http://www.macrumors.com/2013/07/11/verizon-could-face-up-to-14-bil...

Apple does it, wouldn't be surprised if Samsung does it too, since they act all Apple-like recently (and this is not a compliment)

"shipped" numbers are completely bogus for very high-profile mamufacturers like Apple and Samsung, since they dictate (probably dictare in the case of Samsung) how many devices retailers will buy, aka how many devices will be shipped. This is also why salesmen are instructed to push Apple (and Sammy?) so aggressively.

Edited 2013-11-19 23:17 UTC

Reply Parent Score: 5

themwagency Member since:
2013-03-06

Considering the shelves bursting with iPhones and iPads, Galaxy phones and tablets, and so on, at electronics retailers here in The Netherlands, these "shipped" figures are always problematic.


Not always. Just because you see freshly stocked shelves is not an indicator of non-sales. They might just be re-stocking shelves quickly after product is sold. One need only look at the frequency of product sold within a short time frame for an understanding (if only a general one) of product popularity.

As far as iPhones and iPads are concerned, its been my experience that they sell as fast as they can stock them. One might say the best indicator of a products popularity is if they have to actually turn you away because the products displayed on shelves are all reserved. That happened to me on more than one occasion when buying apple product.

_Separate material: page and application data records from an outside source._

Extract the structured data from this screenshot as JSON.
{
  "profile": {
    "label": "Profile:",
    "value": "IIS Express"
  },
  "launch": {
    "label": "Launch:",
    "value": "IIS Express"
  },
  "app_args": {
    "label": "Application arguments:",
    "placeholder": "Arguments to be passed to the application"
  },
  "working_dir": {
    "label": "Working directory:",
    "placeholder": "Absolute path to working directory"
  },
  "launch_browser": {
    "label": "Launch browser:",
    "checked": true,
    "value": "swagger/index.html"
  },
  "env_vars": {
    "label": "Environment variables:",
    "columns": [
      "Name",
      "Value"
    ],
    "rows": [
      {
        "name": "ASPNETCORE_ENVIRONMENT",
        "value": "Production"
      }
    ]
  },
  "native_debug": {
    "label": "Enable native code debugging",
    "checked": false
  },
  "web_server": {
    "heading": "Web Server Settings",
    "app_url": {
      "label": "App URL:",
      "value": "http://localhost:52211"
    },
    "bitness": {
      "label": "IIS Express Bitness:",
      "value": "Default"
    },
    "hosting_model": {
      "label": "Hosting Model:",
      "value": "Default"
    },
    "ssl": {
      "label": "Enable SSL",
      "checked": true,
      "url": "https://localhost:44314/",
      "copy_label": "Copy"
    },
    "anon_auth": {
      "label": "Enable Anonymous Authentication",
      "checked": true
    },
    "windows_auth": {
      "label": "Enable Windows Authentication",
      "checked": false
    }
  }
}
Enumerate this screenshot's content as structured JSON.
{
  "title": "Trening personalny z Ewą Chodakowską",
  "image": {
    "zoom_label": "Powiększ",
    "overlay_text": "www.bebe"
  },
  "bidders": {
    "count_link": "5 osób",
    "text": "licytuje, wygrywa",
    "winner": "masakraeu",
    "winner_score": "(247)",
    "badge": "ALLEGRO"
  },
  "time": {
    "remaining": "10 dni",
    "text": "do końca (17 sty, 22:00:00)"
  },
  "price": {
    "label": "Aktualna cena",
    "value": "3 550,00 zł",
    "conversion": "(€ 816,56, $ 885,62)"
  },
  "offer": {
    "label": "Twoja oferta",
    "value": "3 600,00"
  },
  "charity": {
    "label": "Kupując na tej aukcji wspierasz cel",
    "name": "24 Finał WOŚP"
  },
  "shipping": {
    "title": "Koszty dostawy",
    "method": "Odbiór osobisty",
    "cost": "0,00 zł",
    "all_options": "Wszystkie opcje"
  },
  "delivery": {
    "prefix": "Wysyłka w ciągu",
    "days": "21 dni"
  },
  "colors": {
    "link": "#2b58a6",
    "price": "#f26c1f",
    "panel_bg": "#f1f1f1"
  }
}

Considering the reviews of samsung's "stupid watch" (as some have called it) I would wager that their sold numbers are closer to the shipped category. On that note, Apple's sold numbers are likely accurate (assuming you don't believe the conspiracy theory that apple ships limited product to retailers to tout "sold-out".

Curious why the shipped/sold argument was not referenced in the summary of this posting while you tend to bring it up when dealing with "sold" numbers for Apple specific products.

Edited 2013-11-20 04:23 UTC

Reply Parent Score: 2